Both the BCVA and the GA lesion area remained stable over the 12-week course. The mean IOP 15 minutes after the treatment increased transiently by about 5 mm Hg and returned to the baseline level after 1 hour and remained there through the follow-up.
Wykoff noted that the mean serum pharmacokinetics of the study drug was linear and dose-proportional with low accumulation across the single-dose cohorts and in cohort 4 after every-4-week repeat intravitreal dosing.
The serum exposure of the study drug was below concentrations that produce systemic complement inhibition at the highest study dose.
Following the 15-mg dose, the drug was predicted to achieve more than 90% C3 target engagement in the eye for 7 weeks after 1 intravitreal dose based on the pharmacokinetics/pharmacodynamics model.
“The modeling supports investigating an every-8-week intravitreal dosing regimen,” he said.
Moreover, NGM621 serum exposure appeared dose-proportional, indicating linear pharmacokinetics in the studied range.
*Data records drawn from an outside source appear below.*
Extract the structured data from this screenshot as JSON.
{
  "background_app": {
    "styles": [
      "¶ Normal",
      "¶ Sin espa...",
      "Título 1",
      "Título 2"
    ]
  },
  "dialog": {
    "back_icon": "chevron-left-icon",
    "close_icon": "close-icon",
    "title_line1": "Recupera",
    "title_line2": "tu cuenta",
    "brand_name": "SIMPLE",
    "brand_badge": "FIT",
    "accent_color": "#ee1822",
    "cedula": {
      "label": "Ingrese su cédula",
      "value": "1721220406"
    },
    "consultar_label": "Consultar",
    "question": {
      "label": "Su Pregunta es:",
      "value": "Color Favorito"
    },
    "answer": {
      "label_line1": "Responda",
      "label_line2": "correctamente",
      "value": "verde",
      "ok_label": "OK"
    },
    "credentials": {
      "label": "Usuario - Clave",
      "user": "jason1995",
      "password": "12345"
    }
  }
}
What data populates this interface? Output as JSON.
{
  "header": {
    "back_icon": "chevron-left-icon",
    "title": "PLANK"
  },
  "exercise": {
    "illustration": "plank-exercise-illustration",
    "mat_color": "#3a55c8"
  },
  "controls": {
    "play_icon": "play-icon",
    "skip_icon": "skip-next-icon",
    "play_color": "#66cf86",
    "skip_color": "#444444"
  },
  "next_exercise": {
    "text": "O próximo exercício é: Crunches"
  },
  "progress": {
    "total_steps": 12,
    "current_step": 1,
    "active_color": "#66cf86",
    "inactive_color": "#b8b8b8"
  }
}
The pharmacokinetics/pharmacodynamics model supports dosing intervals up to 8 weeks.
The trial also found that NGM621 was well tolerated up to 15 mg dosed twice, with no safety signals and no serious adverse drug-related events.
The drug is now in the phase 2 CATALINA study (NCT04465955) of 240 patients randomized to dosing every 4 or 8 weeks compared with sham treatment.
Charles C. Wykoff, MD
This article was adapted from Wykoff’s presentation at the Bascom Palmer Eye Institute Angiogenesis, Exudation and Degeneration 2021 virtual annual meeting. He is a consultant to and performs research for NGM Biopharmaceuticals.